    The CNA study the Employer relies on to justify its position "was done to promote contracting out of the galley facilities," and was not a fact-based report on the cost of feeding civilian employees on a cash-sale basis. The only data that exists on the actual cost of feeding civilians is contained in the USDC annual report provided, in part, by the Union. In fact, "if the Navy had acceptable data there was a loss to the level they claim, it would have been presented to DOD and acted on." Put another way, if it were true that the USDC has not set the rate at a level that would recoup the cost of cash sales, "the Navy would be arguing that the USDC willfully was violating 37 U.S.C. § 1011." The Employer’s claim that the primary mission of the ashore galleys is to feed only enlisted personnel on rations is similarly flawed. In NAVSUP Pub 486, the Navy "has arbitrarily reworded" DOD Instruction Number 1338.10, which states that "it is DOD policy to provide the highest quality and cost-effective food service to authorized military and civilian personnel" (emphasis added). Finally, it is odd for the Employer to argue that raising the cost of meals is not viable because it would cause civilians to eat elsewhere when that is "the point of the agency ceasing cash sales."

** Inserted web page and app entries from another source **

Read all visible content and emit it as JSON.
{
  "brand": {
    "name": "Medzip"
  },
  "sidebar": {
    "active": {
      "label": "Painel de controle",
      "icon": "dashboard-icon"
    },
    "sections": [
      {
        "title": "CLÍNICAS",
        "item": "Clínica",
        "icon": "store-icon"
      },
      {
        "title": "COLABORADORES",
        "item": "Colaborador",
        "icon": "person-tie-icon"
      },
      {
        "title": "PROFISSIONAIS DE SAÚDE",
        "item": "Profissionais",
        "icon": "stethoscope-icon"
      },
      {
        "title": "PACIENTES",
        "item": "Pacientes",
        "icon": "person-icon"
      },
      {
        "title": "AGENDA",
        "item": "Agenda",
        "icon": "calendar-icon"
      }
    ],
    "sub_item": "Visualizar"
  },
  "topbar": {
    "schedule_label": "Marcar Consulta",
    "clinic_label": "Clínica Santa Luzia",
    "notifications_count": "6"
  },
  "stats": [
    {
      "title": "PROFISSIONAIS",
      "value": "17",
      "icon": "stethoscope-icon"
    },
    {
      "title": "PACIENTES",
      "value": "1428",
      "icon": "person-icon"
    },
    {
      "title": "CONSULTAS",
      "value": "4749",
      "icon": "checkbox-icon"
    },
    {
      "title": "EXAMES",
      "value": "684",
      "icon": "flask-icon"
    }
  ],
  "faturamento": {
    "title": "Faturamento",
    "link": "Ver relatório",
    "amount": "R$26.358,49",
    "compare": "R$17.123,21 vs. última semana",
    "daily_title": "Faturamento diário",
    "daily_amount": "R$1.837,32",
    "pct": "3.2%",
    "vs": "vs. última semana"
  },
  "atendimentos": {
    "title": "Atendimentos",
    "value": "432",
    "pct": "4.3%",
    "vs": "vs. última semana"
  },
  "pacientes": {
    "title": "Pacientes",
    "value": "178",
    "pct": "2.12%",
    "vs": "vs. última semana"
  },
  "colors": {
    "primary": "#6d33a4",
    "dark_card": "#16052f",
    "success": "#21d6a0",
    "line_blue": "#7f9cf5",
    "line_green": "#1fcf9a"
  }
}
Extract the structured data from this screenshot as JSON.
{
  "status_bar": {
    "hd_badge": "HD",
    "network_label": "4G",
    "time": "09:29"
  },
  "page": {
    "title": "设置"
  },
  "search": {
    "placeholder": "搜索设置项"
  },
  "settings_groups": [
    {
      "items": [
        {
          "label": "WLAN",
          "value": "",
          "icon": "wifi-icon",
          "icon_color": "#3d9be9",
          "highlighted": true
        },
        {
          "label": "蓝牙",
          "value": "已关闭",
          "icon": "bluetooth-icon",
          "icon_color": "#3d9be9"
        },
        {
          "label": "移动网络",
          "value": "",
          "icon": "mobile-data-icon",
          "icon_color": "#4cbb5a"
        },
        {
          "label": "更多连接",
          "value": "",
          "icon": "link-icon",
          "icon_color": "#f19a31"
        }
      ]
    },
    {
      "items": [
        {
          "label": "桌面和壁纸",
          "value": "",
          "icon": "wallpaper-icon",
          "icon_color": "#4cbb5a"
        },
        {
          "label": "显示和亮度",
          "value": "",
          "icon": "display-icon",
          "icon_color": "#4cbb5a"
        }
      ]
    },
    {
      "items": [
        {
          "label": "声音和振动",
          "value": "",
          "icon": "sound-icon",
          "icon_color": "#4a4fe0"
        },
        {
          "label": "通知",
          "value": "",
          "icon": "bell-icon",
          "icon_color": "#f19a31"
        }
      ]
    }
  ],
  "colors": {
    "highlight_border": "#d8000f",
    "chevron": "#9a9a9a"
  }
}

    Having carefully considered the parties’ responses to the Order to Show Cause, we shall order that BUEs continue to be allowed to eat in the NASL galleys in accordance with the rates set by the USDC. In our view, the record demonstrates that the alternative dining options available to BUEs at NASL, particularly in the OPS area, are more limited than those at North Island. More importantly, however, we are persuaded that the Employer’s argument that current rates do not allow for the collection of the full cost of each meal sold, as required by applicable regulations, are more appropriately directed to the USDC than to the Panel. While the Union’s approach of raising the meal rates appears to be reasonable in the circumstances presented, we defer to the authority of the USDC to set the proper rates, in accordance with 37 U.S.C. § 1011.


    Pursuant to the authority vested in it by the Federal Service Labor-Management Statute, 5 U.S.C. § 7119, and because of the failure of the parties to resolve their dispute during the course of proceedings instituted under the Panel’s regulations, 5 C.F.R. § 2471.6(a)(2), the Federal Service Impasses Panel, under 5 C.F.R. § 2711(a) of its regulations, hereby orders the following:

Bargaining unit employees will continue to be allowed to eat in the NASL galleys in accordance with the rates set by the Under Secretary for Defense Comptroller.

By direction of the Panel.

H. Joseph Schimansky
Executive Director

September 21, 2006
Washington, D.C.


NASL is divided geographically into operations (OPS) and administration (ADMIN), each serviced by its own galley. According to the Union, the travel time between the two sides is approximately 10 minutes. The Employer is not proposing to cease cash sales to civilians at a third galley, located at the Naval hospital.



NAVSUP P-486 Volume 1 - Food Service Management (2001), paragraph 2000 states, " . . . ashore galleys are designed, staffed, and operated specifically to feed enlisted military."



The CNA Corporation is a not-for-profit organization specializing in providing analyses and evaluations of government programs, policies, operations, and systems. It has a lengthy history of providing such analyses to the Navy dating from 1946.